BEGIN SOURCE DATA
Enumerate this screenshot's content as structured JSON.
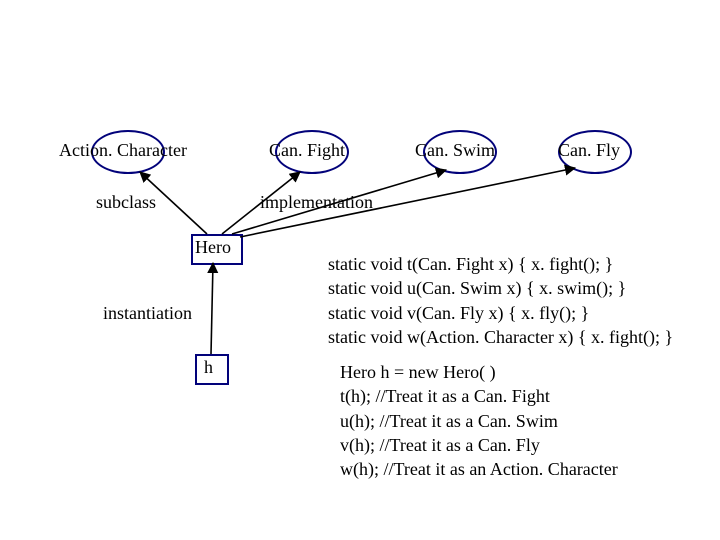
{
  "nodes": {
    "actionCharacter": "Action. Character",
    "canFight": "Can. Fight",
    "canSwim": "Can. Swim",
    "canFly": "Can. Fly",
    "hero": "Hero",
    "h": "h"
  },
  "labels": {
    "subclass": "subclass",
    "implementation": "implementation",
    "instantiation": "instantiation"
  },
  "code": {
    "methods": "static void t(Can. Fight x) { x. fight(); }\nstatic void u(Can. Swim x) { x. swim(); }\nstatic void v(Can. Fly x) { x. fly(); }\nstatic void w(Action. Character x) { x. fight(); }",
    "usage": "Hero h = new Hero( )\nt(h); //Treat it as a Can. Fight\nu(h); //Treat it as a Can. Swim\nv(h); //Treat it as a Can. Fly\nw(h); //Treat it as an Action. Character"
  }
}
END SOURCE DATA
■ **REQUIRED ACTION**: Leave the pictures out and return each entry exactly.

■ **EXERCISE RESULT**:
Enumerate this screenshot's content as structured JSON.
{
  "nodes": {
    "actionCharacter": "Action. Character",
    "canFight": "Can. Fight",
    "canSwim": "Can. Swim",
    "canFly": "Can. Fly",
    "hero": "Hero",
    "h": "h"
  },
  "labels": {
    "subclass": "subclass",
    "implementation": "implementation",
    "instantiation": "instantiation"
  },
  "code": {
    "methods": "static void t(Can. Fight x) { x. fight(); }\nstatic void u(Can. Swim x) { x. swim(); }\nstatic void v(Can. Fly x) { x. fly(); }\nstatic void w(Action. Character x) { x. fight(); }",
    "usage": "Hero h = new Hero( )\nt(h); //Treat it as a Can. Fight\nu(h); //Treat it as a Can. Swim\nv(h); //Treat it as a Can. Fly\nw(h); //Treat it as an Action. Character"
  }
}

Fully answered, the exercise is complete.